Most interesting paper of the afternoon MEMS session? Hands-down it’s the paper on roll-to-roll printed MEMS (Kopola, VTT). (I have a great chat later over a few glasses of sake at the SEMI President’s reception with Harri and his colleague). Printed electronics, flexible substrates, printed MEMS displays, paper making and printing technology from Finland’s vast boreal forests industry. And world-class research institutes. That’s critical mass.
I like PZT. I like PZT-based actuators. I liked hearing about inkjet print heads with PZT actuators (Oh, Samsung).
Not on the original agenda, but on today’s program, is the paper from SPP (Sumitomo Precision Products) on 300mm DRIE. Susumu Kaminaga, SPP’s President, is sitting directly in front of me; it’s one small world here for sure in this corner of the silicon DRIE equipment business. Does 300mm MEMS fabrication make sense? Hard to think so now, with so much room for MEMS fabrication still to grow into even 200mm wafer processing; less than 25% of all MEMS processing in 2008 is at 200mm, leaving a 75% share for 150mm fabrication and below, according to Yole Developpement and the Information Network. We’ll see. 300mm MEMS tools seem like big iron to me. Too big iron for now.
Which is the point I hope I make in my presentation, on a 3rd Generation ICP Source optimized for 200mm silicon DRIE work. Let’s do 200mm silicon DRIE even better than before, on 200mm tools.
Professor Esashi is such a force of nature that he is able to run through something like 45 slides in 15 minutes during his presentation on the great things in progress Sendai-way, leaving us all gasping for breath at the vast scope and breadth of his work at Tohoku University. Esashi-sensei, gambatte!
What’s the worst consequence for going last in a series of papers on similar topics?
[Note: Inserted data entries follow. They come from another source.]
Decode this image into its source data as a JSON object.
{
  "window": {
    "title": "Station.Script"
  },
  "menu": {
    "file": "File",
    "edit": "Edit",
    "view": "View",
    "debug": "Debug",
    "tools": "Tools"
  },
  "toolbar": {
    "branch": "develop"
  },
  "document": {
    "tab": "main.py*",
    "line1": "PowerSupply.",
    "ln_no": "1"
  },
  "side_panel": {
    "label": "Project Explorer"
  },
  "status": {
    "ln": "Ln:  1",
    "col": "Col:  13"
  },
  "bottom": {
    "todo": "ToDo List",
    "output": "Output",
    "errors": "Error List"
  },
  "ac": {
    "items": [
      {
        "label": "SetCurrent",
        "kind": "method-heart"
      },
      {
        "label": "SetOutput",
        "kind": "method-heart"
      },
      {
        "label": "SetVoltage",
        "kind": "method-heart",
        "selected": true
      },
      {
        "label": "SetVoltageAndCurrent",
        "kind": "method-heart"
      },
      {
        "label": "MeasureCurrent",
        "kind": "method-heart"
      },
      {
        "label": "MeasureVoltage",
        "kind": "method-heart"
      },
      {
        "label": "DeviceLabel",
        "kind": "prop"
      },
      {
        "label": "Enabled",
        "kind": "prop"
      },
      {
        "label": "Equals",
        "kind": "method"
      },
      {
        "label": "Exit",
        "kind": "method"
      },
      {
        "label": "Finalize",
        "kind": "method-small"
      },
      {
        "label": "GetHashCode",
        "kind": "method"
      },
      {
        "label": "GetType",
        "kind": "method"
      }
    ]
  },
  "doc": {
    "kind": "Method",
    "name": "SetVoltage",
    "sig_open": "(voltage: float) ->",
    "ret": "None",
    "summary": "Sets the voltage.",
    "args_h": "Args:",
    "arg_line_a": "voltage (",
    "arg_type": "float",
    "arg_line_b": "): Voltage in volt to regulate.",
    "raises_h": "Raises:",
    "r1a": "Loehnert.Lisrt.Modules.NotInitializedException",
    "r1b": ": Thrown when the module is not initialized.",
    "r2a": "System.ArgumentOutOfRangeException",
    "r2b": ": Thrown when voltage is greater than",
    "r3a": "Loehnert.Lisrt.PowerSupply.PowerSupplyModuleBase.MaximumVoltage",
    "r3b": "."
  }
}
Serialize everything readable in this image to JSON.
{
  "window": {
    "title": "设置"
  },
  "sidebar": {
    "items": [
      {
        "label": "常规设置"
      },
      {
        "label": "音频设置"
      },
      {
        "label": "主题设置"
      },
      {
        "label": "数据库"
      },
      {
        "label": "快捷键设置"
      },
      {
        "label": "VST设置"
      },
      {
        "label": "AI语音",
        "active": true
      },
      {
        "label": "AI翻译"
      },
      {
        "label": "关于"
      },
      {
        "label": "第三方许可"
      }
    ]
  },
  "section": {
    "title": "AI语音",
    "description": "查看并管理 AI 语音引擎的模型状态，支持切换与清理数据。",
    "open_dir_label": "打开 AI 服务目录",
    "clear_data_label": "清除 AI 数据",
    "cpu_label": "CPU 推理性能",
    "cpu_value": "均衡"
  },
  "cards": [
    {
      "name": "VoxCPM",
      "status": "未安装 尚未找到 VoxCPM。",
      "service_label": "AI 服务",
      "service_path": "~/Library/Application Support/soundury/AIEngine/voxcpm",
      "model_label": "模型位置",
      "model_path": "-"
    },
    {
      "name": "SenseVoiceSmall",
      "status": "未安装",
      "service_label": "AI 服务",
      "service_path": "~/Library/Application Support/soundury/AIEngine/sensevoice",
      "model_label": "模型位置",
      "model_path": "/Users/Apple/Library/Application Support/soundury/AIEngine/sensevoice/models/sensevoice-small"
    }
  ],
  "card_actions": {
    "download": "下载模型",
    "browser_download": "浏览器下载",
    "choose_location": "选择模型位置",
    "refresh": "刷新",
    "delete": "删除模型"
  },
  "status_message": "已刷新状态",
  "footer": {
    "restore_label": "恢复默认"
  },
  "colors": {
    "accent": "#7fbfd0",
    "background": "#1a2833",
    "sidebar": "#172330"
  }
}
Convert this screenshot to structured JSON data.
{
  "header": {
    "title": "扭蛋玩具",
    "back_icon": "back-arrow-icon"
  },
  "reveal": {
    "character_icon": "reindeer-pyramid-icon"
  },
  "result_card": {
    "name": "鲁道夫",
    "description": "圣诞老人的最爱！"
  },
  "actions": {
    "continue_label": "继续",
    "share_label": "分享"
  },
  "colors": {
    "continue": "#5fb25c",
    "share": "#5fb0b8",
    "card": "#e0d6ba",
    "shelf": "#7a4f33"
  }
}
It’s often that the items you cover in your paper’s introduction have already been covered and covered again by the speakers before you. How to come out on top then in a situation like that? How about that every speaker before you used data you yourself produced and published?
Which is how it goes for Jean Christophe Eloy, Yole Developpement. Jean Christophe takes it nicely in stride, a true gallant, that many of his slides have already been used by this afternoon’s speakers, and we all laugh when we recognize the truth. No case of stolen thunder; rather, it’s like we’ve been following a broad stream of knowledge today, followed it straight up to its source.
We’ve achieved harmony.
From Makuhari Messe, Chiba, Japan, thanks for reading.